LB At the best Modern Language Association panel I ever attended, on non-traditional criticism, the writer and academic Michael Clune claimed that criticism without propositions isn’t criticism.

JD Senses makes lots of propositions; it’s just that they don’t necessarily cohere. That said, it makes a meta-claim about how the word “style” manages problems of identity and community. Style’s specific conceptual incoherence is its usefulness.

LB What’s an example of that usefulness?

JD A good example would be the plain style of “Whoso list to hunt,” Wyatt’s sonnet: “Whoso list to hunt, I know where is an hind, / But as for me, hélas, I may no more.” Listen to the aggressive carelessness of the first line, the confessionalism of the second. Throughout the poem, Wyatt manages a delicate balance between saying to his confidant, You and I are friends and You and I are competitors. The plain style holds together moments of self-assertion and moments of offhand aristocratic intimacy.

LB You can be great frenemies, if you get the style right. A word neither of us can use without irony!

JD Yes, yes—that word should stay in the interview! I think both of us are a little uncomfortable with it. And why? Too young? Too Facebook, or Instagram? I don’t even really know! But it’s not me, or I don’t want it to be me, and I can tell you feel that way too. 

LBWhat about your own prose style in the book? Your vocabulary is precise, your sentences well-wrought, and your sense of pacing—from sentence to sentence, remark to remark—is graceful and considered. All qualities that make you someone unlikely to use the word “frenemies.”

JD Yes. There are great critics who move freely across stylistic registers from the demotic to the academic.
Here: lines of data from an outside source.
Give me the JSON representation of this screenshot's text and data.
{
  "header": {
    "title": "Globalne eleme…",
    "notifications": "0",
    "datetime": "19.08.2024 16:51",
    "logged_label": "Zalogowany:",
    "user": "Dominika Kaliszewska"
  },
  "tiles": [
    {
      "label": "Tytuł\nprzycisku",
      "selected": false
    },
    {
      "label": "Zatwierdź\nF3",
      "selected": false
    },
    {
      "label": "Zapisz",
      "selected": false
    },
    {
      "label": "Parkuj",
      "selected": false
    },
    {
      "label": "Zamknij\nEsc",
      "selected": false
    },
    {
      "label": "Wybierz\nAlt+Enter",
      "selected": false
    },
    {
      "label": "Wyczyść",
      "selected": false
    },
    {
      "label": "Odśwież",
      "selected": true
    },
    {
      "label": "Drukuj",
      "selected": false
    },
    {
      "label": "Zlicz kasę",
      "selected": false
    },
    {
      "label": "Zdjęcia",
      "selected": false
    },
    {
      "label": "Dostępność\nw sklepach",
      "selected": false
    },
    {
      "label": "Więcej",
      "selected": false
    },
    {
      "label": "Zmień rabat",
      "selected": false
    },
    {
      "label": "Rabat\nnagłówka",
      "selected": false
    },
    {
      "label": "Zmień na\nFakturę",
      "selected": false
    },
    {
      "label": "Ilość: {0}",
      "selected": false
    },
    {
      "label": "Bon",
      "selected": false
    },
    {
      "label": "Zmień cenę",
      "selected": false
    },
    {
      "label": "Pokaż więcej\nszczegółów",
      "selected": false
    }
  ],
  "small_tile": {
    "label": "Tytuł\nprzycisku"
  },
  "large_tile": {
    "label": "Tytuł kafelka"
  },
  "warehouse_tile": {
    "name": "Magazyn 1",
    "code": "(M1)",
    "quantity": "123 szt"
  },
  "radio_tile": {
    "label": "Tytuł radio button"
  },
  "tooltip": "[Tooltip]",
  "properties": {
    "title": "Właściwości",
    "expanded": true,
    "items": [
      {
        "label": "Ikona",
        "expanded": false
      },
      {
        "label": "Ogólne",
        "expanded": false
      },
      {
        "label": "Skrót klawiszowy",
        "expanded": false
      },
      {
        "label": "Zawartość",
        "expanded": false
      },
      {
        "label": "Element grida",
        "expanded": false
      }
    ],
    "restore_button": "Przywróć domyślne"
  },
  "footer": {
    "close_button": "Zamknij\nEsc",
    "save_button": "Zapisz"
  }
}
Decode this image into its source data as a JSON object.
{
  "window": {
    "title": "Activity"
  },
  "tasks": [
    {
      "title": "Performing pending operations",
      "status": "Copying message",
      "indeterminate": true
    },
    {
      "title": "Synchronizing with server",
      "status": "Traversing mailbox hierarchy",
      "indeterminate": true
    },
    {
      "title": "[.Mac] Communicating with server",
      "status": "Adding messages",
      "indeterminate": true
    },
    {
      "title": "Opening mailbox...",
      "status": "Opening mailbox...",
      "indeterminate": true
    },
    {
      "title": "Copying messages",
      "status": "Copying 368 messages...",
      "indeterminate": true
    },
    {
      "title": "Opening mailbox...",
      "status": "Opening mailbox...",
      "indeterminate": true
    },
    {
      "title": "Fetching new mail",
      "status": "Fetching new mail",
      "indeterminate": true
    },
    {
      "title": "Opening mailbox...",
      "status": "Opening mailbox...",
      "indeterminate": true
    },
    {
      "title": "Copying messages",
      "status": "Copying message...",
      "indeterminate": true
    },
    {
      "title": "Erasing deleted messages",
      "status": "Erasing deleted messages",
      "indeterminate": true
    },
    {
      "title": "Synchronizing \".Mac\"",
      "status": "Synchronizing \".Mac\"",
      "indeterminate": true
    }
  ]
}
I’m uncomfortable with that boundary, but I observe it—even as a kid, or maybe especially as a kid, I needed a refuge from popular culture. You could call it a precocious criticality. I wasn’t buying what the Top 40 was selling. You could call it self-embarrassed bookishness. You could call it snobbery. None would really be right, or I hope not, especially the snobbery—but “frenemies” touches a nerve, and one of the book’s personal motives is exploring the discomforts of protecting or policing your own style. For what? From what? Against whom?
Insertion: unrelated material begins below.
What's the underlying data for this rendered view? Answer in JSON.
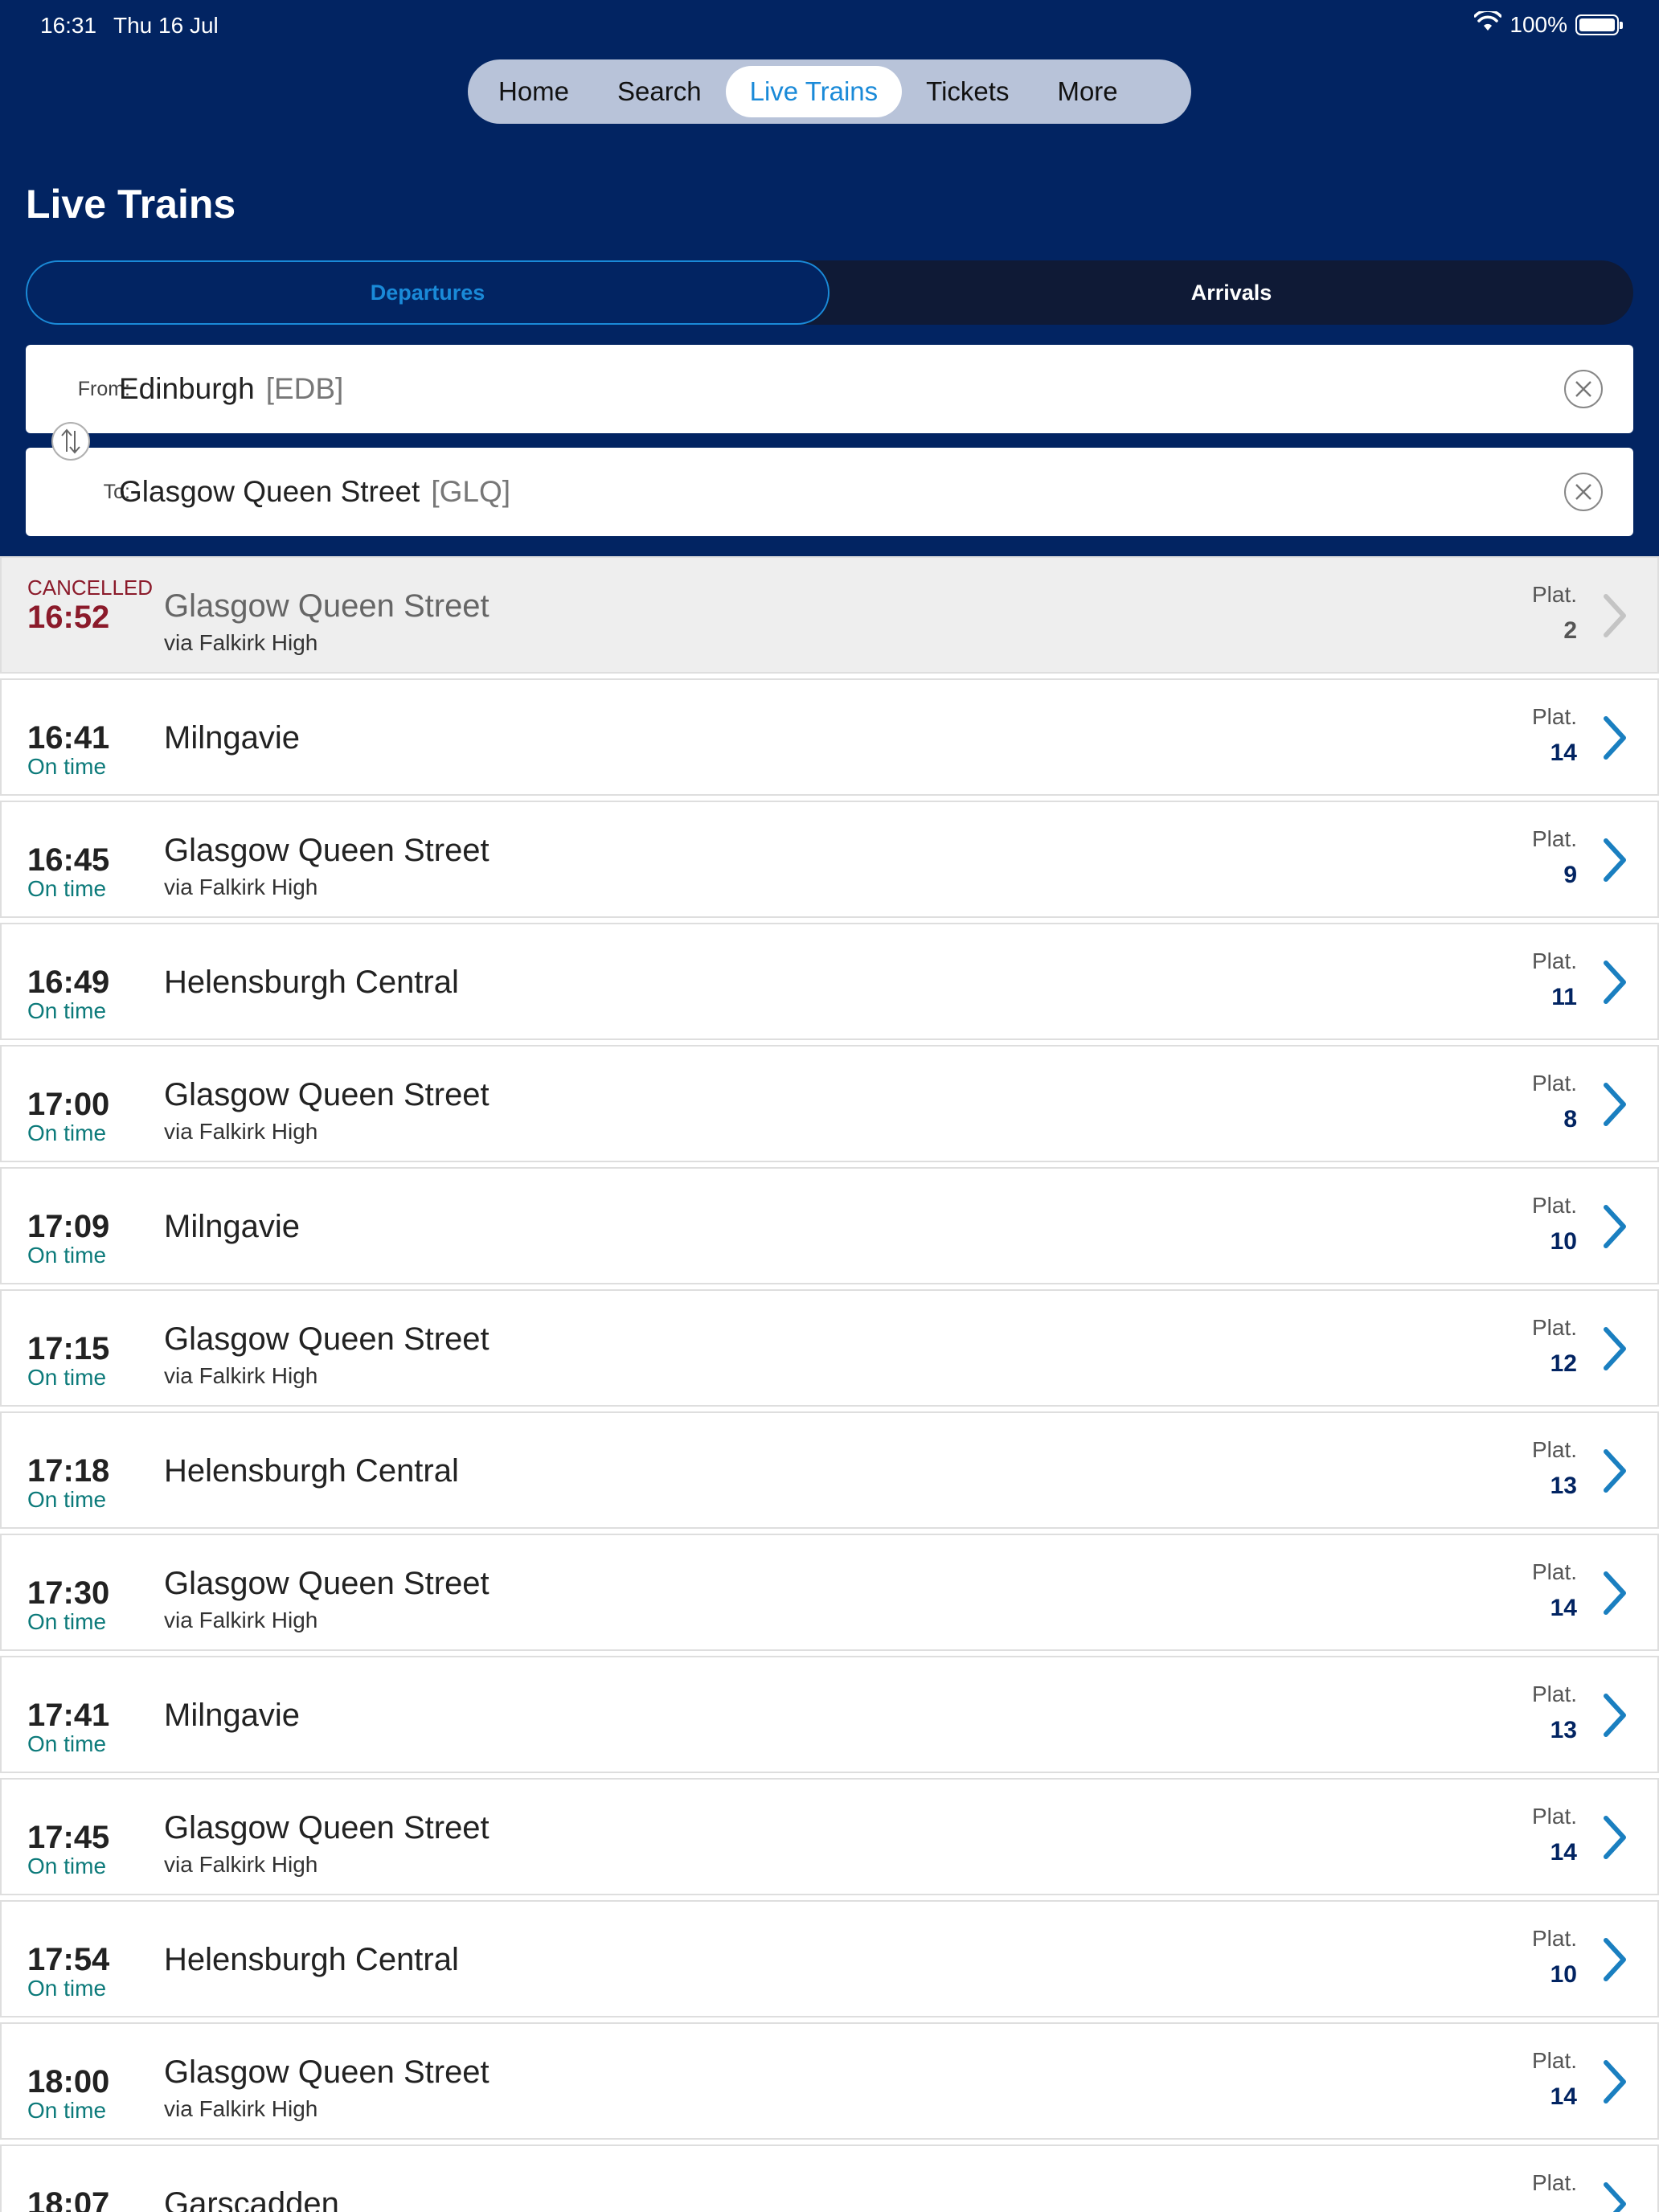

LB Maybe we can end with what the book calls the “limits” of style, things such as death and passion.

JD I’m interested in the prejudice against style, the sense that it is negligible or superficial. So I tried to identify its limits: when we’re uncomfortable speaking about it. Styles of grief, or styles in nature, or styles of madness. God’s style. Each limit is different, but all make us hesitant to use the word. Of course, everything has a style, doesn’t it? That’s just to say that it has a place and a time and gives itself away. But observing its limits is part of what I mean by doing philology rather than philosophy. You know style by its situations. When we use the word confidently, and also when we are abashed—that’s what makes it mean what it means. Or better, work how it works. Though the work shouldn’t show!

Louis Bury is the author of Exercises in Criticism (Dalkey Archive) and Assistant Professor of English at Hostos Community College, CUNY. He writes regularly about visual art for Hyperallergic, and his creative and critical work has been published in Bookforum, Brooklyn Rail, Los Angeles Review of Books, Boston Review, and The Believer.

Related
A Panacea for Anti-Intellectualism: Martin Amis’s The Rub of Time by Ryan Chapman
Amis Rub Of Time 2

A new collection of criticism and reportage considers Trump, Bellow, and the pleasures of close reading.

Craft Talk Nobody Asked For by Justin Taylor
Albert Henry Arden

One of my favorite books of short fiction from the last few years is Sam Lipsyte’s The Fun Parts. I often assign stories from it in my workshops and have been waiting for an opportunity to teach the whole collection. 

David Winters by Andrew Gallix
David Winters 01

“It seems to me that style becomes a kind of crucible—an acid bath in which the self is broken down, producing something unique, something new.”